Jump Start # 3395
Philippians 4:9 “The things you have learned and received and heard and seen in me, practice these things; and the God of peace shall be with you.”
One of the beginning points in any Bible discussion is to be on the same page about the word of God. This is essential and this is the starting point. If one immediately starts talking about differences in what they believe with another, it quickly turns into here is what I think and here is what you think, and around and around you will go. But if one establishes the fact that God’s word is absolute and the final authority, then it really doesn’t matter what I think or what you think. It doesn’t matter how I feel or how you feel. It doesn’t matter what I want or what you want. What God says becomes our only concern.
That was the spirit of the early American restoration movement as whole congregations returned to following the pattern that was established in the N.T. But how does one begin with “authority”? That very word seems dull in our times today. There are ways to teach the authority of God without even using that word. Our passage from Philippians is one that I often begin with in a very first study that I have with someone. One doesn’t need a handful of verses. This one will do that job. If Paul did it, we ought to. If he didn’t, why are we? Great questions.

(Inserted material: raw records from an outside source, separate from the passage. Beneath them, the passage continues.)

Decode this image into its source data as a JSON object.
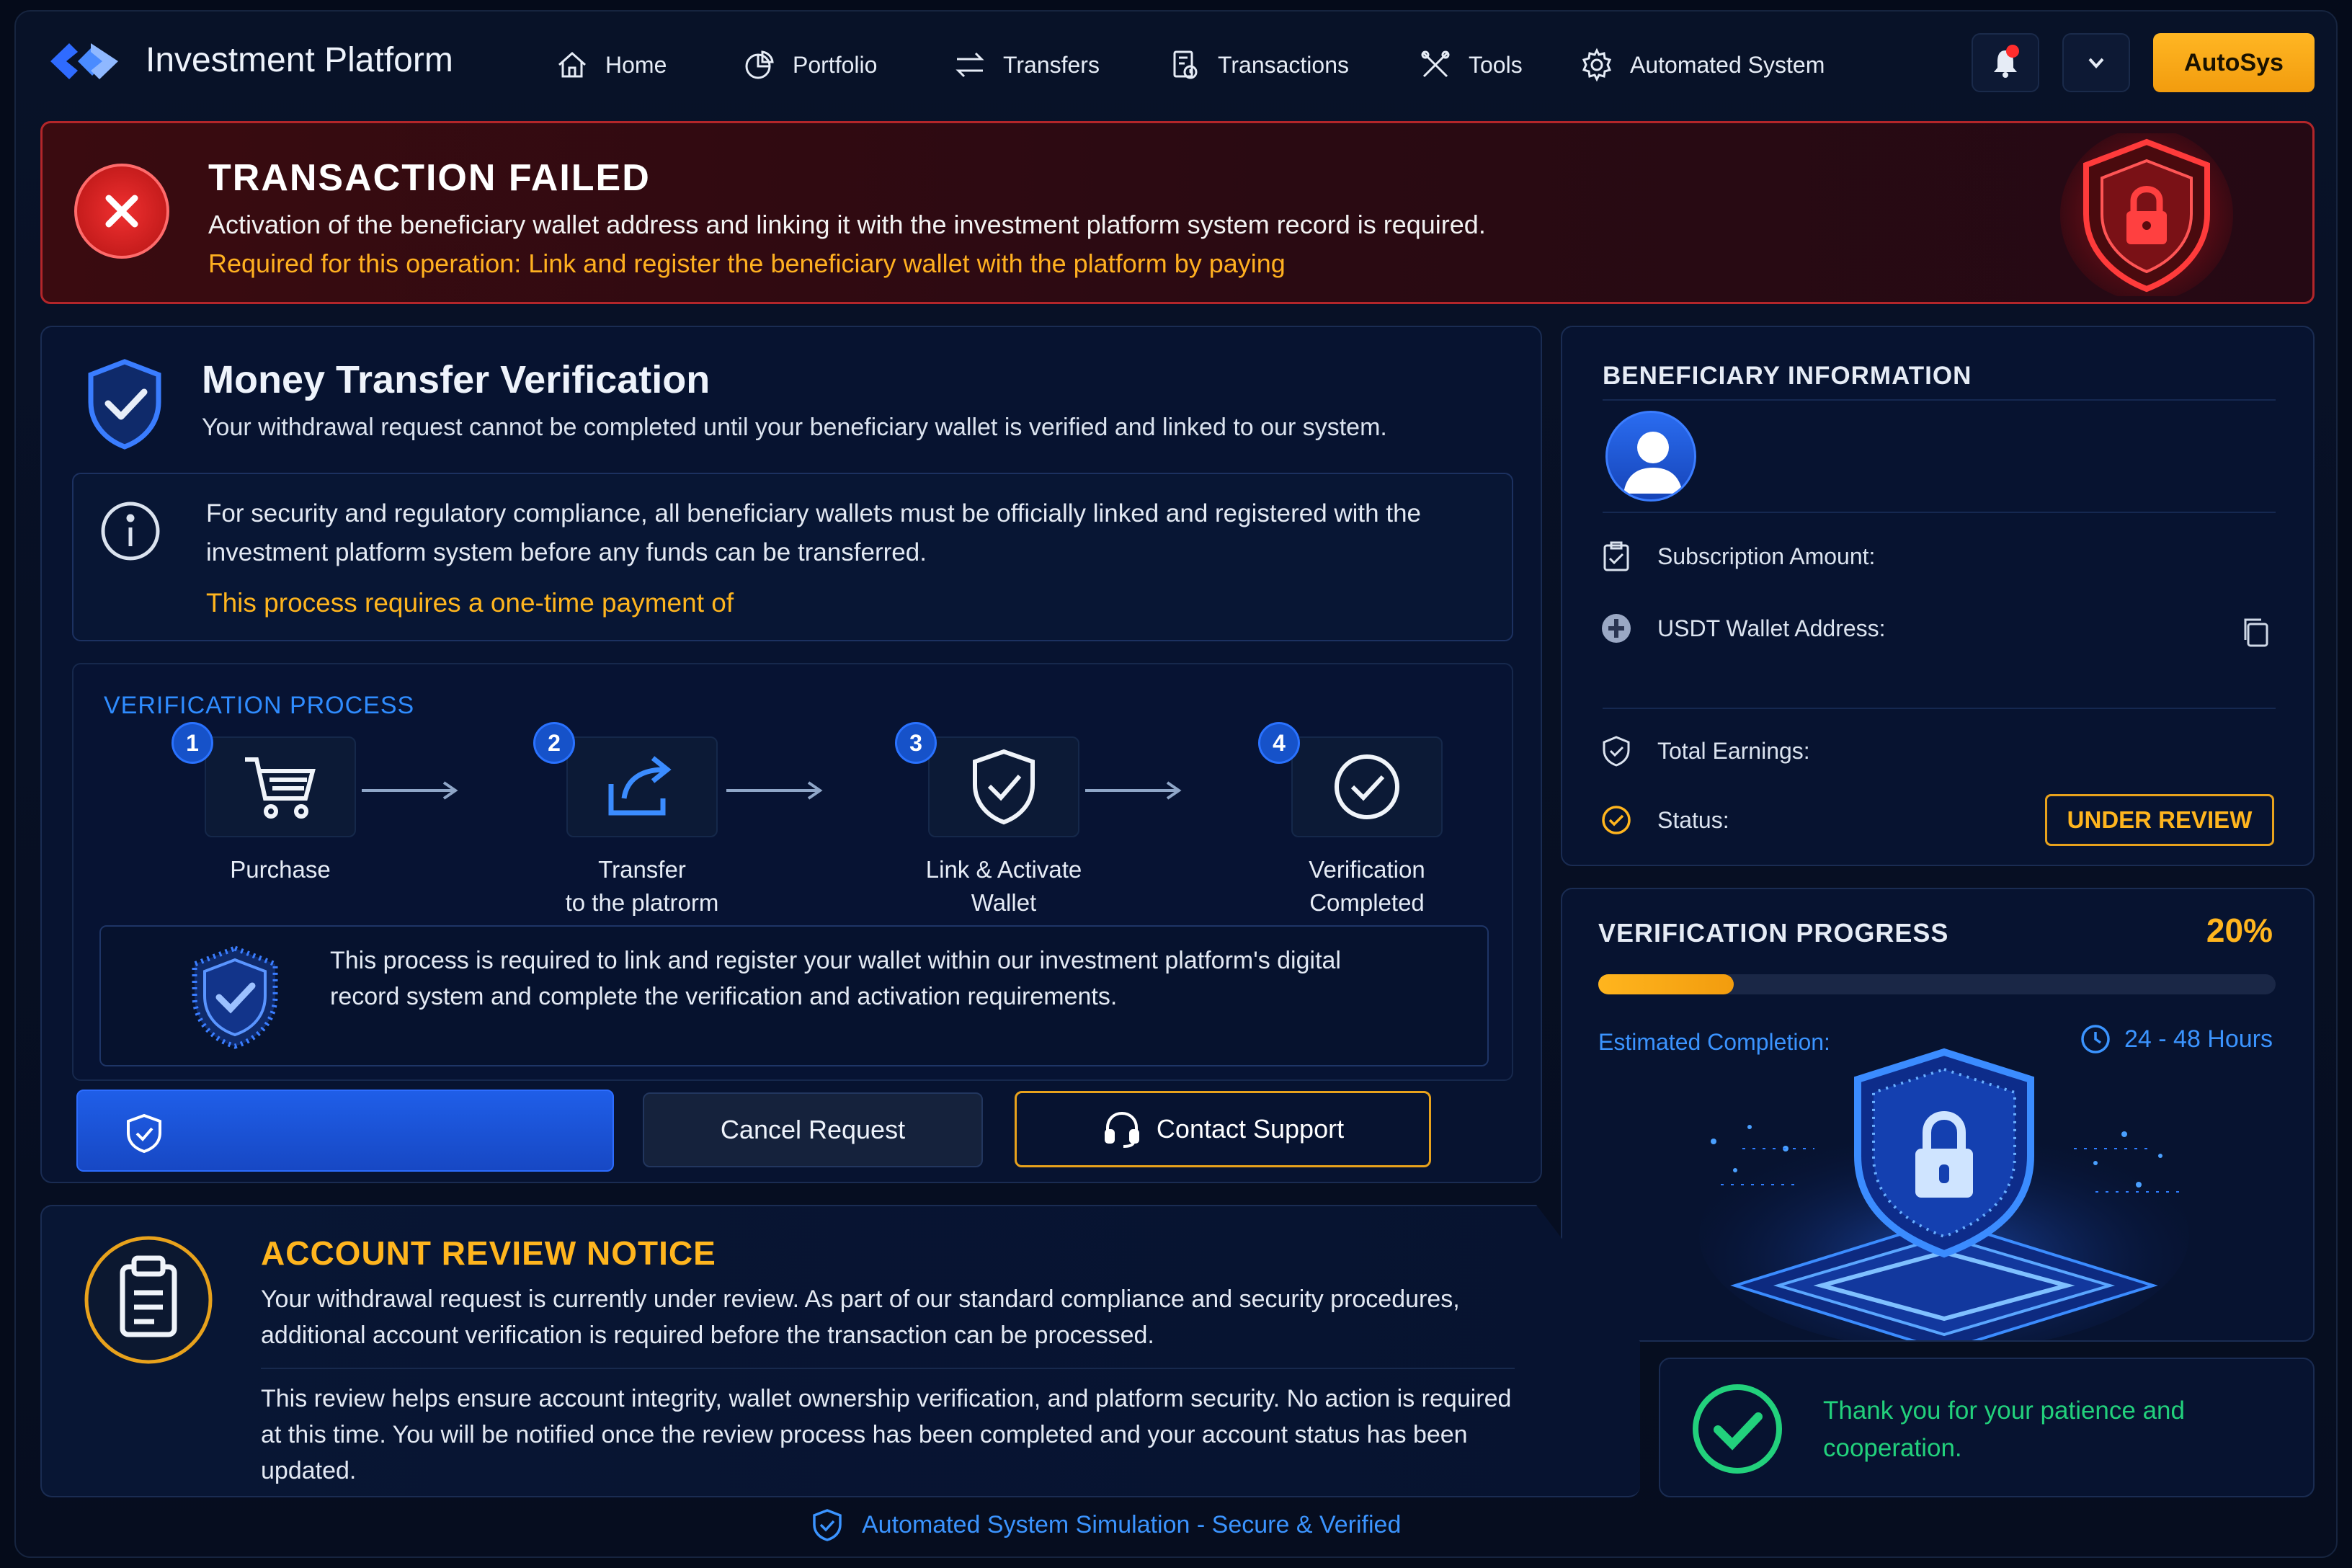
{
  "app": {
    "brand": "Investment Platform"
  },
  "nav": {
    "items": [
      {
        "label": "Home",
        "icon": "home-icon"
      },
      {
        "label": "Portfolio",
        "icon": "pie-chart-icon"
      },
      {
        "label": "Transfers",
        "icon": "transfer-icon"
      },
      {
        "label": "Transactions",
        "icon": "transactions-icon"
      },
      {
        "label": "Tools",
        "icon": "tools-icon"
      },
      {
        "label": "Automated System",
        "icon": "gear-icon"
      }
    ],
    "account_button": "AutoSys"
  },
  "alert": {
    "title": "TRANSACTION FAILED",
    "message": "Activation of the beneficiary wallet address and linking it with the investment platform system record is required.",
    "required": "Required for this operation: Link and register the beneficiary wallet with the platform by paying"
  },
  "verification": {
    "title": "Money Transfer Verification",
    "subtitle": "Your withdrawal request cannot be completed until your beneficiary wallet is verified and linked to our system.",
    "info": "For security and regulatory compliance, all beneficiary wallets must be officially linked and registered with the investment platform system before any funds can be transferred.",
    "payment_note": "This process requires a one-time payment of",
    "process_title": "VERIFICATION PROCESS",
    "steps": [
      {
        "num": "1",
        "label": "Purchase"
      },
      {
        "num": "2",
        "label": "Transfer\nto the platrorm"
      },
      {
        "num": "3",
        "label": "Link & Activate\nWallet"
      },
      {
        "num": "4",
        "label": "Verification\nCompleted"
      }
    ],
    "note": "This process is required to link and register your wallet within our investment platform's digital record system and complete the verification and activation requirements.",
    "cancel_label": "Cancel Request",
    "support_label": "Contact Support"
  },
  "beneficiary": {
    "title": "BENEFICIARY INFORMATION",
    "subscription_label": "Subscription Amount:",
    "wallet_label": "USDT Wallet Address:",
    "earnings_label": "Total Earnings:",
    "status_label": "Status:",
    "status_value": "UNDER REVIEW"
  },
  "progress": {
    "title": "VERIFICATION PROGRESS",
    "percent_label": "20%",
    "percent": 20,
    "est_label": "Estimated Completion:",
    "est_value": "24 - 48 Hours"
  },
  "notice": {
    "title": "ACCOUNT REVIEW NOTICE",
    "p1": "Your withdrawal request is currently under review. As part of our standard compliance and security procedures, additional account verification is required before the transaction can be processed.",
    "p2": "This review helps ensure account integrity, wallet ownership verification, and platform security. No action is required at this time. You will be notified once the review process has been completed and your account status has been updated."
  },
  "thanks": {
    "text": "Thank you for your patience and cooperation."
  },
  "footer": {
    "text": "Automated System Simulation - Secure & Verified"
  },
  "colors": {
    "accent": "#ffb51e",
    "danger": "#b3262a",
    "primary": "#1f5ee8",
    "success": "#22d17c",
    "link": "#3b94ff"
  }
}
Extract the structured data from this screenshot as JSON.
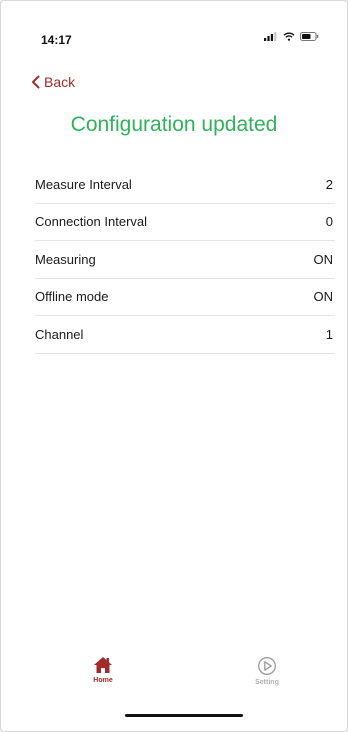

I like to use the illustration of a blueprint. Sometimes I’ll actually bring a blueprint to illustrate what I’m wanting the person to see. Every house, church building, office building, airport was designed and drawn by an architect. He makes the drawings, showing where windows and doors are and how long walls are. The plans are then given to a construction crew. When they follow the blueprint to the letter, the outcome is the what the architect intended. When there is a problem, the architects are called in and sometimes modifications are made, but they are first made on paper.
To look at a blueprint you’ll notice little symbols, like sideways triangles. Those are doors, detailing which ways the doors are to swing open. There are symbols indicating where the windows are to be. All of this is fairly standard. But here comes two key components of blueprints and Biblical authority.
First, the architects draw where windows and doors are to be. He does not have to indicate on other walls, “No doors here,” and “No windows here.” The construction crew understands how blueprints work. In Biblical authority, we call this the silence of God. God tells us what He wants, but He doesn’t have to say, ”No doors there,” and “No windows there.” To be specific, there is no N.T. verse that says a church cannot have a band. You won’t find that in the N.T. When someone says, “The Bible says you can have a piano in worship,” one would be hard pressed to back that up with a verse. It’s not there. Can we then have instruments in worship? NO. Why not? God did not say you can’t. Neither does the architect say you can’t put a door where it’s not shown on the blueprint. The blueprints shows what is supposed to be there.
Why was Cain’s sacrifice rejected? Many will say his attitude wasn’t right? Where did that come from? Not the text of the Bible. In Hebrews 11, Abel offered his sacrifice by faith. Faith is not an attitude but a heart that obeys the Lord. Faith comes from hearing and trusting what God says. God must have told them. Vegetables were not on the blueprint and Cain put them there.
Second, when the builders decide to make changes from the blueprint, they have moved from being builders to being designers and architects. That is not their job. We once built a house from scratch. As the house was nearly done, I was walking through it with the main foreman. We went into the bathroom and there was a skylight. I told him we did not order a skylight. He pulled out the blueprints and with a puzzled face said, “Merry Christmas.” They had not followed the blueprints. When it comes to following God, He is the designer and the architect. We are the builders. When we start modifying the blueprints to our liking, then we have moved into the realm of God and we do not belong there.
Back to the illustration of music in worship. The word “music” is very broad. It includes all kinds of music. But you remember from high school that there was a difference between band class and chorus class. You didn’t bring a trumpet to chorus class. And, if you showed up to band class without an instrument, everyone would wonder what you were doing. Band and chorus—very different. In the N.T. when it came to worship, God never said, make music. What we find on the divine blueprint are nine passages and all nine involve singing. Would it be wrong to include a band? Would it be wrong for a construction crew to modify what is on the blueprint without authorization from the architect or the owner?
If you paid a lot of money to hire a designer and an architect to draw the plans for a new house, but the construction company ignored that and built what they wanted to build, you’d be furious. Lawyers would be called. Someone would be fired. It would be a mess. And, why? Because someone didn’t follow the blueprint.
It works that way in construction and it works that way Biblically. It’s a matter of following what the blueprint says. And, just like that, you have taught someone the valuable lesson of Bible authority. God doesn’t have to tell us everything wrong for it to be wrong. God tells us what He wants. We are not in the position to alter or change what God has said. If we made the assumption that things were Ok unless God specifically said, “No,” we would find ourselves looking more and more like the world and not like Christ. The Lord has shown us what pleases Him and how to walk in holiness. Our job is to follow and build our lives according to the plans that God has given us.
It’s a matter of following the blueprint. The real issue is that some do not like the way the blueprint looks. And, that is a whole other issue and a matter of faith.